The advent of electronic paper and efforts to embed electronics
in nontraditional materials like clothing, is spurring efforts to make
The challenge is that, silicon, the mainstay of computer chips,
is quite brittle. Some researchers are turning to flexible plastics for
a solution, but plastics don't conduct electricity very efficiently. Researchers
from the University of Illinois at Urbana-Champaign are looking to solve
the problem the other way around -- they have found a way to make flexible
circuitry from high-quality silicon.
The method involves making tiny silicon ribbons, stretching a
rubber sheet, apply the ribbons to the sheet, then releasing the sheet.
When the rubber contracts, the silicon ribbons form regularly-spaced ripples.
Subsequent stretching and compressing of the rubber causes the ripples
to flatten out or bunch up. The ripples allow the ribbons to stretch without
the silicon being strained.
The researchers have made diodes and transistors from the stretchy
silicon ribbons; testing showed that the components' electronic properties
did not vary when they were stretched or compressed.
The method could be used to build electronic devices on flexible
materials like fabric and irregularly shaped objects like toys.
(A Stretchable Form of Single-Crystal Silicon for Electronics
on Elastomeric Substrates, Science, published online December 15,
Photos make icons meaningful
Staring at a screenful of identical icons is not the most efficient
way to find the file you are looking for.
Researchers from Northwestern University are looking to remedy
the problem with a system that automatically generates semanticons
-- image-based file icons that are easier to find and remember than ordinary
The system analyzes file names and the contents of files to generate
keywords that are then used to query a database of stock photographs.
It identifies appropriate photographs, uses the photograph as a template
to create simplified cartoon images, and places one or two of the images
on an icon template based on file type. A semanticon for a Web page containing
a news article about Java software, for example, combines an image of
a stack of newspapers with an image of a cup of coffee on a template for
HTML file icons.
Users recognized semanticons an average of 1.96 seconds faster
than ordinary icons and performed a memory game more than 20 percent faster
using semanticons than ordinary icons, according to studies by the researchers.
Semanticons could make it easier for users to find and organize
The work builds on the concept behind a system developed last
year for generating graphical icons based on file names. (See Automatic
icons organize files, TRN, September 8/15, 2004)
(Semanticons: Visual Metaphors as File Icons, Computer Graphics
Forum, September 2005)

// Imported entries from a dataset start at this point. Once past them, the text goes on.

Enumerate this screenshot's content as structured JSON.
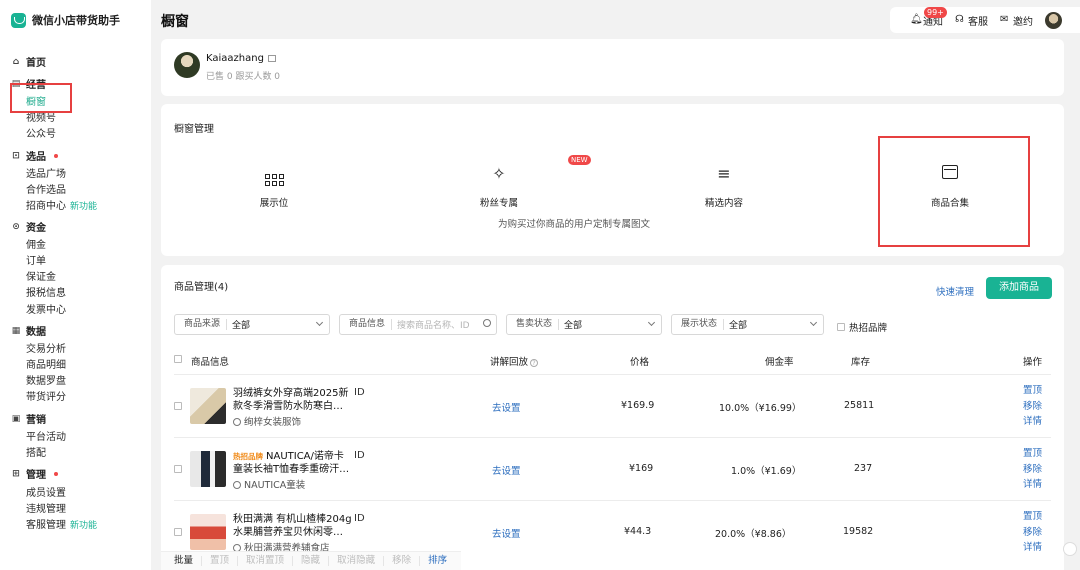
{
  "app": {
    "name": "微信小店带货助手"
  },
  "header": {
    "title": "橱窗",
    "notify_label": "通知",
    "notify_badge": "99+",
    "service_label": "客服",
    "invite_label": "邀约"
  },
  "sidebar": {
    "home": "首页",
    "sec_ops": "经营",
    "showcase": "橱窗",
    "channels": "视频号",
    "official": "公众号",
    "sec_select": "选品",
    "plaza": "选品广场",
    "coop": "合作选品",
    "recruit": "招商中心",
    "new_feature": "新功能",
    "sec_funds": "资金",
    "commission": "佣金",
    "orders": "订单",
    "deposit": "保证金",
    "tax": "报税信息",
    "invoice": "发票中心",
    "sec_data": "数据",
    "trade": "交易分析",
    "product_detail": "商品明细",
    "compass": "数据罗盘",
    "score": "带货评分",
    "sec_marketing": "营销",
    "campaign": "平台活动",
    "match": "搭配",
    "sec_manage": "管理",
    "members": "成员设置",
    "violation": "违规管理",
    "cs_manage": "客服管理",
    "new_feature2": "新功能"
  },
  "profile": {
    "username": "Kaiaazhang",
    "stats": "已售 0   跟买人数 0"
  },
  "showcase": {
    "section_title": "橱窗管理",
    "features": [
      "展示位",
      "粉丝专属",
      "精选内容",
      "商品合集"
    ],
    "new_pill": "NEW",
    "desc": "为购买过你商品的用户定制专属图文"
  },
  "products": {
    "title": "商品管理(4)",
    "quick_clean": "快速清理",
    "add_button": "添加商品",
    "filters": {
      "source_label": "商品来源",
      "source_value": "全部",
      "info_label": "商品信息",
      "info_placeholder": "搜索商品名称、ID",
      "sale_label": "售卖状态",
      "sale_value": "全部",
      "display_label": "展示状态",
      "display_value": "全部",
      "hot_brand": "热招品牌"
    },
    "columns": [
      "商品信息",
      "讲解回放",
      "价格",
      "佣金率",
      "库存",
      "操作"
    ],
    "rows": [
      {
        "name": "羽绒裤女外穿高端2025新款冬季滑雪防水防寒白…",
        "id": "ID",
        "shop": "绚梓女装服饰",
        "replay": "去设置",
        "price": "¥169.9",
        "commission": "10.0%（¥16.99）",
        "stock": "25811"
      },
      {
        "tag": "热招品牌",
        "name": "NAUTICA/诺帝卡童装长袖T恤春季重磅汗…",
        "id": "ID",
        "shop": "NAUTICA童装",
        "replay": "去设置",
        "price": "¥169",
        "commission": "1.0%（¥1.69）",
        "stock": "237"
      },
      {
        "name": "秋田满满 有机山楂棒204g水果脯营养宝贝休闲零…",
        "id": "ID",
        "shop": "秋田满满营养辅食店",
        "replay": "去设置",
        "price": "¥44.3",
        "commission": "20.0%（¥8.86）",
        "stock": "19582"
      }
    ],
    "ops": [
      "置顶",
      "移除",
      "详情"
    ]
  },
  "batch": {
    "label": "批量",
    "actions": [
      "置顶",
      "取消置顶",
      "隐藏",
      "取消隐藏",
      "移除"
    ],
    "sort": "排序"
  },
  "colors": {
    "accent": "#19b394",
    "link": "#2e6fbf",
    "highlight_box": "#e64040"
  }
}
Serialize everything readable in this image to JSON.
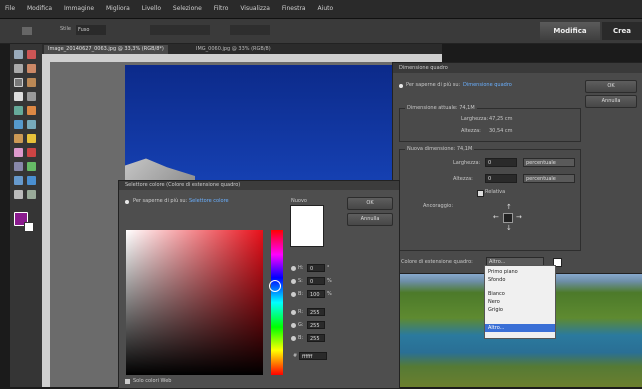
{
  "menu": [
    "File",
    "Modifica",
    "Immagine",
    "Migliora",
    "Livello",
    "Selezione",
    "Filtro",
    "Visualizza",
    "Finestra",
    "Aiuto"
  ],
  "mode_buttons": {
    "modifica": "Modifica",
    "crea": "Crea"
  },
  "options_bar": {
    "style_label": "Stile",
    "style_value": "Fuso"
  },
  "tabs": {
    "active": "Image_20140627_0063.jpg @ 33,3% (RGB/8*)",
    "second": "IMG_0060.jpg @ 33% (RGB/8)"
  },
  "resize_dialog": {
    "title": "Dimensione quadro",
    "info": "Per saperne di più su:",
    "info_link": "Dimensione quadro",
    "ok": "OK",
    "cancel": "Annulla",
    "current_size": "Dimensione attuale: 74,1M",
    "width_label": "Larghezza:",
    "width_value": "47,25 cm",
    "height_label": "Altezza:",
    "height_value": "30,54 cm",
    "new_size": "Nuova dimensione: 74,1M",
    "new_width_label": "Larghezza:",
    "new_width_value": "0",
    "new_height_label": "Altezza:",
    "new_height_value": "0",
    "unit": "percentuale",
    "relative": "Relativa",
    "anchor_label": "Ancoraggio:",
    "extension_color_label": "Colore di estensione quadro:",
    "extension_color_value": "Altro..."
  },
  "dropdown": [
    "Primo piano",
    "Sfondo",
    "Bianco",
    "Nero",
    "Grigio",
    "Altro..."
  ],
  "picker": {
    "title": "Selettore colore (Colore di estensione quadro)",
    "info": "Per saperne di più su:",
    "info_link": "Selettore colore",
    "ok": "OK",
    "cancel": "Annulla",
    "swatch_label": "Nuovo",
    "swatch_sub": "Corrente",
    "web_only": "Solo colori Web",
    "fields": [
      {
        "label": "H:",
        "value": "0",
        "unit": "°"
      },
      {
        "label": "S:",
        "value": "0",
        "unit": "%"
      },
      {
        "label": "B:",
        "value": "100",
        "unit": "%"
      },
      {
        "label": "R:",
        "value": "255",
        "unit": ""
      },
      {
        "label": "G:",
        "value": "255",
        "unit": ""
      },
      {
        "label": "B:",
        "value": "255",
        "unit": ""
      }
    ],
    "hex_label": "#",
    "hex_value": "ffffff"
  }
}
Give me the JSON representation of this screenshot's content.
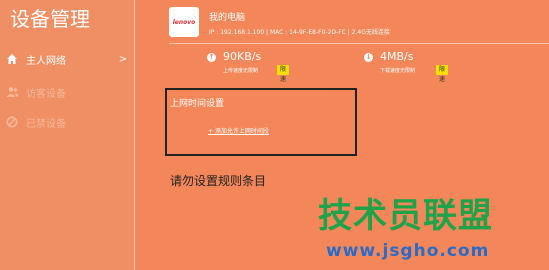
{
  "app_title": "设备管理",
  "sidebar": {
    "items": [
      {
        "label": "主人网络",
        "icon": "home-icon",
        "chevron": ">"
      },
      {
        "label": "访客设备",
        "icon": "users-icon"
      },
      {
        "label": "已禁设备",
        "icon": "block-icon"
      }
    ]
  },
  "device": {
    "logo_text": "lenovo",
    "name": "我的电脑",
    "info": "IP : 192.168.1.100 | MAC : 14-9F-E8-F0-2D-FC | 2.4G无线连接"
  },
  "speeds": {
    "upload": {
      "value": "90KB/s",
      "desc": "上传速度无限制",
      "button": "限速",
      "icon": "arrow-up-icon"
    },
    "download": {
      "value": "4MB/s",
      "desc": "下载速度无限制",
      "button": "限速",
      "icon": "arrow-down-icon"
    }
  },
  "time_panel": {
    "title": "上网时间设置",
    "link": "+ 添加允许上网时间段"
  },
  "empty_message": "请勿设置规则条目",
  "watermark": {
    "title": "技术员联盟",
    "url": "www.jsgho.com"
  },
  "colors": {
    "background": "#f4875a",
    "highlight_button": "#f7e000",
    "watermark_green": "#1fa34a",
    "watermark_blue": "#2a6bc9"
  }
}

Info theory boosts clustering
The emerging field of clustering aims to help scientists analyze
mountains of data like genome sequencing, astronomical observations and
market behavior by automatically grouping like pieces of data.
Princeton University researchers have taken a fresh
approach to the clustering problem using information theory to generalize
the process, which removes the need to define ahead of time what makes
pieces of data similar to each other.
The method determines how much information each piece of data
has in common regardless of the nature of the information, and it boils
down to finding the best trade-off between maximizing the apparent relatedness
of pieces of data while minimizing the number of bits needed to describe
The method can be used with any kind of data and performs better
than previous clustering algorithms, according to the researchers.
(Information-Based Clustering, Proceedings of the National
Academy Of Sciences, December 20, 2005)
Lasers drive biochips
Pumping and channeling tiny amounts of liquids in biochips is
Biochips use microscale channels to transport and combine chemicals
and fluids carrying cells and other biological materials; this is useful
for biological research, medical diagnostics and drug discovery. Researchers
have developed a variety of methods for moving and steering the fluids,
including networks of electrodes, and tiny pumps and valves.
Researchers from the University of California at Berkeley and
the University of California at San Francisco have devised a simple, low-power
transportation technique that involves suffusing a liquid with gold
nanoparticles and using a low-power laser to guide the liquid through
the channels of a biochip.
Due to the coffee ring effect, the gold nanoparticles concentrate
at the outer edges of the liquid, near the boundary between the liquid
and the air. The laser heats the nanoparticles, which causes the surrounding
liquid to rapidly evaporate. The vapor rapidly cools and condenses in
the air, forming droplets on the channel surfaces beyond the boundary
of the liquid. As the droplets grow, they combine with the body of the
liquid, effectively moving the liquid. Moving the laser beam moves the
liquid with it.
The technique promises simple, lower-power biochips.
(Optofluidic Control Using Photothermal Nanoparticles, Nature
Materials, published online December 18, 2005)
Bits and pieces
makes tiny amounts of delicate radiological labeling chemicals; a design
for combining nanoscale components promises powerful encryption chips;
of electrical wires built into walls and ceilings makes it possible
to place lights anywhere in a room.